Did your paper sort data by the Q1G "closed claim" field, or by the Q1E "Date of settlement" field? Because it would appear that there is a strong possibility that the 1990 "closed claim" data, sorted by Q1G, is not directly comparable to that of later years, where data collection was more consistent. From the tables and graphs in your paper, it would appear that a 1991-2002 dataset would result in substantially different conclusions than a 1990-2002 dataset.
In addition, it seems to me that, given the variance involved in medical malpractice verdicts, there are problems of small sample size even in a state as large as Texas. An outlier of two $14 million settlements (as happened in 1990 TDI #7700251 and #8500332) can throw off the entire study. Was there a reason that a three-year moving average wasn't considered?

Finally, how much do malpractice rates increase when subjected to the same deflationary factors that your paper applied to malpractice expenses?
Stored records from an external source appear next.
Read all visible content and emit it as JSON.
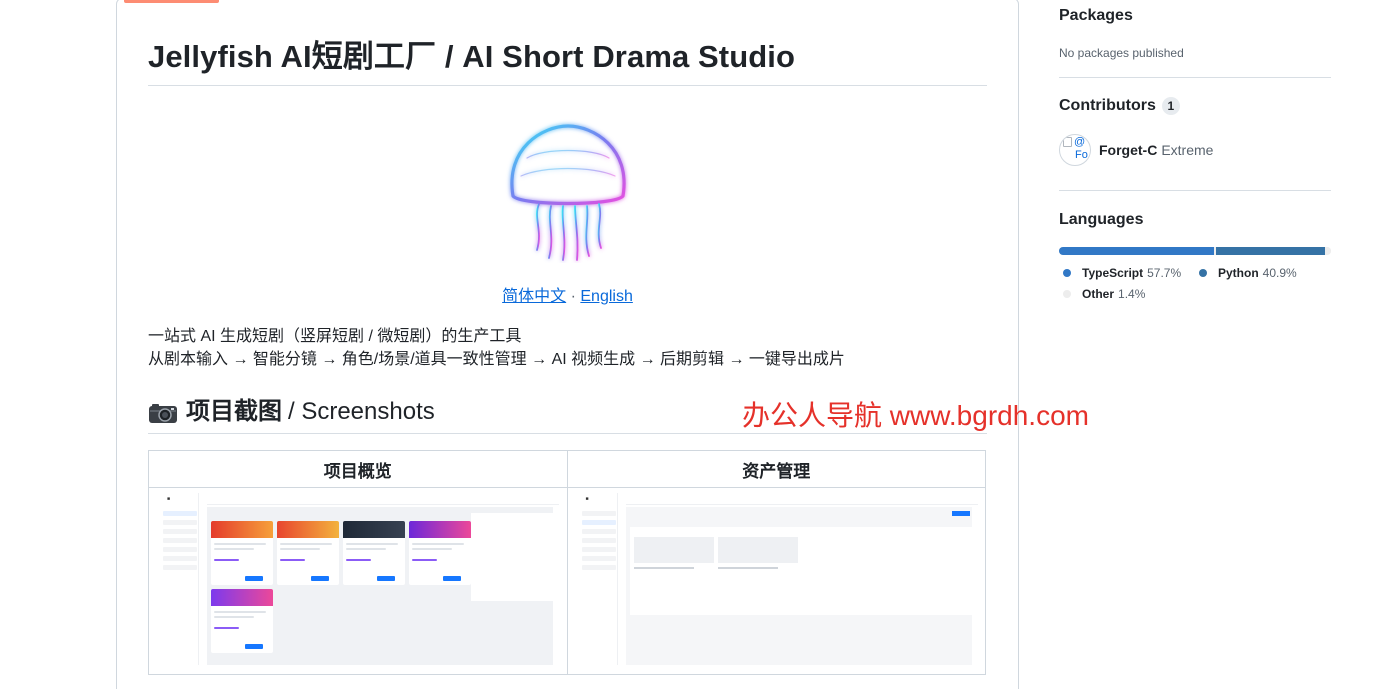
{
  "readme": {
    "title": "Jellyfish AI短剧工厂 / AI Short Drama Studio",
    "lang_links": {
      "zh": "简体中文",
      "sep": "·",
      "en": "English"
    },
    "description": [
      "一站式 AI 生成短剧（竖屏短剧 / 微短剧）的生产工具",
      "从剧本输入 → 智能分镜 → 角色/场景/道具一致性管理 → AI 视频生成 → 后期剪辑 → 一键导出成片"
    ],
    "screenshots_heading_zh": "项目截图",
    "screenshots_heading_sep": "/ Screenshots",
    "screenshot_table": {
      "headers": [
        "项目概览",
        "资产管理"
      ]
    }
  },
  "watermark": "办公人导航  www.bgrdh.com",
  "sidebar": {
    "packages": {
      "title": "Packages",
      "empty": "No packages published"
    },
    "contributors": {
      "title": "Contributors",
      "count": "1",
      "items": [
        {
          "login": "Forget-C",
          "name": "Extreme",
          "avatar_alt_a": "@",
          "avatar_alt_b": "Fo"
        }
      ]
    },
    "languages": {
      "title": "Languages",
      "items": [
        {
          "name": "TypeScript",
          "percent": "57.7%",
          "value": 57.7,
          "color": "#3178c6"
        },
        {
          "name": "Python",
          "percent": "40.9%",
          "value": 40.9,
          "color": "#3572A5"
        },
        {
          "name": "Other",
          "percent": "1.4%",
          "value": 1.4,
          "color": "#ededed"
        }
      ]
    }
  },
  "colors": {
    "link": "#0969da",
    "tab_underline": "#fd8c73",
    "watermark": "#e5312a"
  }
}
I didn't see a chart on that subject, though the former was repeatedly described as a "spike." It seems unfair to compare the real rates of malpractice insurance expenses to the nominal malpractice insurance rates.


Ted Frank



Rafael Mangual
Project Manager,
Legal Policy

Manhattan Institute

Published by the Manhattan Institute

The Manhattan Insitute's Center for Legal Policy.